It's hard to believe that this is only my third full day here in Kenya. It seems like it has been much longer, largely due to the epic long travel it took to get here. I departed my home in Flagstaff, AZ, at 5:30 a.m. on Sunday [September 1] to catch the first of my first of six flights to get to Eldoret, Kenya. Thirty-six uneventful hours later we finally arrived. My friend, Wesley Korir, who won the 2012 Boston Marathon, picked up Sara, myself, and two of the film crew guys from The 41st Day (a documentary that tells my story beginning from the last Olympic Trials through this year’s ING New York City Marathon). It was a miracle that we could fit all of our luggage in his car. Actually now that I think about it we couldn't, and had to get a cab for one of the guys and our bags.
We traveled to Wesley's home to visit with him and see the hospital that he and the Hall Steps Foundation partnered together to build. One thing that I learned already from our time here is that Kenyans have a different sense of time. For example, when you ask them how long it takes to travel somewhere, if they say one hour then it’s probably closer to two. It's not that they are trying to trick you; I think it's just that they aren't overly concerned with being precise. I think this also is true when you hear stories of certain training runs.

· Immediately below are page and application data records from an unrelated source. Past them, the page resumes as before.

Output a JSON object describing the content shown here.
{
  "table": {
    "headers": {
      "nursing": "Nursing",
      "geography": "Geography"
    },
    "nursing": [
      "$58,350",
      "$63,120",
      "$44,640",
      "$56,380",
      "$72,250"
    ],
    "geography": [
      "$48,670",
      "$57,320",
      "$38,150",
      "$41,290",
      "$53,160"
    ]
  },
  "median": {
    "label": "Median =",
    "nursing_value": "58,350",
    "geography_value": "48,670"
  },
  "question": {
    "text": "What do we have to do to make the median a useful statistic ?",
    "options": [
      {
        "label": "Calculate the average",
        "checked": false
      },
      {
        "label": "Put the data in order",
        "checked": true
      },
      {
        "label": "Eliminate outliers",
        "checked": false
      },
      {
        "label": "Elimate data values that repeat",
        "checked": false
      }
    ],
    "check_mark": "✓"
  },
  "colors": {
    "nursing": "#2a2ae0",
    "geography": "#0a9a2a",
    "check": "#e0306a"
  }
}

It’s not that some aren't exact, but it's good to know to just take “time” in Kenya with a grain of salt.
A couple of the Kenyan running culture things that have already been confirmed are:
1. The tea is ridiculously good and they drink it in mass quantities.
2. The food is also not only really tasty but as natural, organic, and healthy as it comes.
3. The roads are indeed treacherous and when being driven anywhere here it is best to keep your eyes closed.
4. The people are even more welcoming and friendly than I have heard, especially here at the High Altitude Training Center.
5. The roads for training on are very hilly and can explain why the Kenyans don't do much in the way of weights.
6. The Kenyan way of life is slow yet pleasantly refreshing from the high-paced American way, when you feel guilty for just lying around. The Kenyans’ high value for rest is certainly a major reason why they are as good as they are
7. The Kenyans work very hard. In my opinion, the biggest factor why the Kenyans are as dominant as they are is because they have thousands of elite level athletes training very hard in training groups. I would say that the biggest lesson I have learned from my first few days here in Kenya is the importance of training with others. This is a lesson that I will take back to the States with me. I will be much more proactive in seeking out training partners and groups to train with, even if it means starting my own.
Well, that's all from Kenya for now. I look forward to updating you guys with more of my observations next week. Happy training!
“Our races are to our sport what Wimbledon and the Australian, U.S., and French Opens are to tennis, and what the Masters, U.S., and British Opens and PGA Championship are to golf. Each race has the history, the tradition, the honor roll of legendary champions, and a special place in the eyes of all to make them stand apart from the other events.” Mary Wittenberg